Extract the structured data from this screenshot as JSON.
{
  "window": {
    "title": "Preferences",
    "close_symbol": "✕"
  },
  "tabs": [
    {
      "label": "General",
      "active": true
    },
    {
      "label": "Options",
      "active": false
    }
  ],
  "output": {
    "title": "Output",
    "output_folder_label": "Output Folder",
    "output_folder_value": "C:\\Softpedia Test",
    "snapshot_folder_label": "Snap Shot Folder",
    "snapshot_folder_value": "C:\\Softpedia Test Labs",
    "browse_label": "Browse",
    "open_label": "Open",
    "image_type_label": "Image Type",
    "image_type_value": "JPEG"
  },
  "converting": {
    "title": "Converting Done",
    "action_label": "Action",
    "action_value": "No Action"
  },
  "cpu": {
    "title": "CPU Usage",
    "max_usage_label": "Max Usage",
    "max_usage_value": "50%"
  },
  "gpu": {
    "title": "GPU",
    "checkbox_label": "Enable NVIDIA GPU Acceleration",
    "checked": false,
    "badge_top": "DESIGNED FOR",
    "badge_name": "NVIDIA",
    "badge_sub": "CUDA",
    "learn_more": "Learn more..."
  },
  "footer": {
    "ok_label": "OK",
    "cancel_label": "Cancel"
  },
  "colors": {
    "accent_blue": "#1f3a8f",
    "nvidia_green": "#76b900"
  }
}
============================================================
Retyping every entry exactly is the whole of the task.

Extract the structured data from this screenshot as JSON.
{
  "window": {
    "title": "Preferences",
    "close_symbol": "✕"
  },
  "tabs": [
    {
      "label": "General",
      "active": true
    },
    {
      "label": "Options",
      "active": false
    }
  ],
  "output": {
    "title": "Output",
    "output_folder_label": "Output Folder",
    "output_folder_value": "C:\\Softpedia Test",
    "snapshot_folder_label": "Snap Shot Folder",
    "snapshot_folder_value": "C:\\Softpedia Test Labs",
    "browse_label": "Browse",
    "open_label": "Open",
    "image_type_label": "Image Type",
    "image_type_value": "JPEG"
  },
  "converting": {
    "title": "Converting Done",
    "action_label": "Action",
    "action_value": "No Action"
  },
  "cpu": {
    "title": "CPU Usage",
    "max_usage_label": "Max Usage",
    "max_usage_value": "50%"
  },
  "gpu": {
    "title": "GPU",
    "checkbox_label": "Enable NVIDIA GPU Acceleration",
    "checked": false,
    "badge_top": "DESIGNED FOR",
    "badge_name": "NVIDIA",
    "badge_sub": "CUDA",
    "learn_more": "Learn more..."
  },
  "footer": {
    "ok_label": "OK",
    "cancel_label": "Cancel"
  },
  "colors": {
    "accent_blue": "#1f3a8f",
    "nvidia_green": "#76b900"
  }
}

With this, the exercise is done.